Shaming, anger, depression, bitterness, or defensiveness are common. Homophobia can extend to shaming people for using sex toys and engaging in practices typically associated with gay men, such as a strap-on for pegging. Regrettably, stigma is attached even if the people taking part in this act are straight.
Shaming people for using such toys runs parallel to deeply entrenched myths, such as that pegging is painful. If that’s a concern, you must invest in quality lubricant, especially considering there’s no natural lubrication there.
Another common misconception, and one closely linked to internalized homophobia, is that all men who enjoy pegging are gay. Most men will experience intense pleasure that way because there’s a sensitive erogenous zone there called the p-spot (p for prostate, prostate stimulation, prostate massage, etc.). In practice, many men who are curious will be afraid to try it because their partner will think they’re gay. Those who are open to trying new things, free of prejudice, fully comfortable with their sexuality, and want to enjoy mind-blowing orgasms will derive a benefit from pegging.
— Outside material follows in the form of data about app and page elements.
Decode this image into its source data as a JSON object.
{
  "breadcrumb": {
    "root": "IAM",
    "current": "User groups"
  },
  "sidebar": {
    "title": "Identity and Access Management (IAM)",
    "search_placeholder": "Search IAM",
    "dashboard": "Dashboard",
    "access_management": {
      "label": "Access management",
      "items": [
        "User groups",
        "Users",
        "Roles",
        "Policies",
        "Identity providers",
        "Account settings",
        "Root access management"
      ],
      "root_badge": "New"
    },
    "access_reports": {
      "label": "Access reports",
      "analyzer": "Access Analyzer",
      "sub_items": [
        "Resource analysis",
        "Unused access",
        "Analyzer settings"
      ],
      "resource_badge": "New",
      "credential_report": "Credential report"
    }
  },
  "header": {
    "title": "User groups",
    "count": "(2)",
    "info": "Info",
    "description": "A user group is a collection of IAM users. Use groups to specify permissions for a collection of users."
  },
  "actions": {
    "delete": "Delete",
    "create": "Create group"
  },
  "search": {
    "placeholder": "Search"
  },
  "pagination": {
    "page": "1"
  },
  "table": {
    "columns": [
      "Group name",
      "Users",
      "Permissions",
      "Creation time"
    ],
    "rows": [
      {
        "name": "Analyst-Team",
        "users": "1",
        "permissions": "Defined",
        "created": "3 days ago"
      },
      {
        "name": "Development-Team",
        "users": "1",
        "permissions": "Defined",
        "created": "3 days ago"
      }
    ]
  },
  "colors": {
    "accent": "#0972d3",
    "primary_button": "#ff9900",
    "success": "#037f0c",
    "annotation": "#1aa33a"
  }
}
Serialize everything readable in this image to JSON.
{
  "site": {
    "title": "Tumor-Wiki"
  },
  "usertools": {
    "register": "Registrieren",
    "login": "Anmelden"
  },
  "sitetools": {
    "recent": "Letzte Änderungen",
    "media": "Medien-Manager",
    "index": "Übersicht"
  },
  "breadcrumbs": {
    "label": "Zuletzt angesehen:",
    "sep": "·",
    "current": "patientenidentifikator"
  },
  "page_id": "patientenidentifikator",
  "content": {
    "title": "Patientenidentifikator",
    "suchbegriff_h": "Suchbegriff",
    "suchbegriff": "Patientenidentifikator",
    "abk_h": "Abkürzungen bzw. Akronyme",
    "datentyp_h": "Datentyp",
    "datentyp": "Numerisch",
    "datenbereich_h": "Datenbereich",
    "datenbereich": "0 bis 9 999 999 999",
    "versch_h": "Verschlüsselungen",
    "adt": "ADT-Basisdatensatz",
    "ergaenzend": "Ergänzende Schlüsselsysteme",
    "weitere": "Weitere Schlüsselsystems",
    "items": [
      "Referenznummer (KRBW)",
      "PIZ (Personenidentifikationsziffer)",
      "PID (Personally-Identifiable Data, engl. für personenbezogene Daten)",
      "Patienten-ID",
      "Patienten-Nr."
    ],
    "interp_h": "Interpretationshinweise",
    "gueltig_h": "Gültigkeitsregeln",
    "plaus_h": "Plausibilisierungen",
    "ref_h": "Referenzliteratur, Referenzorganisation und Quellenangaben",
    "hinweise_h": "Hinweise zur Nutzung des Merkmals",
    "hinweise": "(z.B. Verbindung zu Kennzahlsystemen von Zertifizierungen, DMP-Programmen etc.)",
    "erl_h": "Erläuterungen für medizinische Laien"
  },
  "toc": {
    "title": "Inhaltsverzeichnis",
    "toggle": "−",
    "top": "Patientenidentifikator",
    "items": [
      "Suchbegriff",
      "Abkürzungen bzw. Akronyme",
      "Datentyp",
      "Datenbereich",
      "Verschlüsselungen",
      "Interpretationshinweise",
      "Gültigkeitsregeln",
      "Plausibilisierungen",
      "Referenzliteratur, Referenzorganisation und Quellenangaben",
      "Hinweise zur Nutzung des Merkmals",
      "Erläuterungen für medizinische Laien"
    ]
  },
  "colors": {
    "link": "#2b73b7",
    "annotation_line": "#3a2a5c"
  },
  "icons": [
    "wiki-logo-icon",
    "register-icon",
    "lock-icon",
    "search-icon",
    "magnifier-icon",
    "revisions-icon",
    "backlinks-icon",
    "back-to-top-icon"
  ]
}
Talking about Internalized Homophobia
If you recognize the thoughts and behaviors typical of internalized homophobia in yourself, therapy should be your first port of call. It’s important to realize that therapists can play a crucial role in helping gay men work through their emotional baggage. A therapist can guide you to embrace compassion, understanding, and tolerance, but especially self-acceptance.
Unfortunately, therapists themselves may harbor prejudice without being aware of it, even therapists who are gay men themselves. Internalized homophobia is so conniving and treacherous that it can sabotage even the most compassionate therapist’s efforts to help and support his gay male client.
Internalized homophobia is hard to eradicate because it has been building up and taking hold of the psyche for decades, ever since one’s childhood. Children pick up the message that being gay is different from the norm in a bad way and being straight is good and right. Boys who are attracted to the same gender feel bad, wrong, and unsafe.
Compassionate, but Aware
It’s far from easy to dismantle systemic, entrenched internalized homophobia, but it starts with the individual. We must recognize that homophobia exists in everyone, more or less, not only in gay men. It transcends socioeconomic borders. There is conflict even within the LGBTQIA community. Again, the right therapist can play a pivotal role.
The therapist’s ability to help gay male clients, regardless of whether he himself is gay or not, will be augmented or limited by his ability to tap into his own prejudices and biases.
As one considers a client’s needs, it’s important to pause and take a moment to look inside. Go back to the beginning of this post. What associations do you have with the word “homophobia?” Take the time to reflect if anything has changed. Write down any new thoughts you have. If you’re a therapist or researcher, talk to colleagues about homophobia – homophobia in your mind, heart, family, and society in general. When a client’s internalized homophobia emerges during therapy, it will be far easier to explore and untangle. You can be sure of it.
QUEERGURU Correspondent PETER MINKOFF is a gay health and lifestyle writer at QUEER VOICES magazine. Besides writing, he worked as a freelance fashion stylist in Europe and Australia. A true craft beer and soy latte aficionado, he loves spending his days at the beach and visiting second hand stores on a daily basis. Follow Peter on TWITTER for more tips.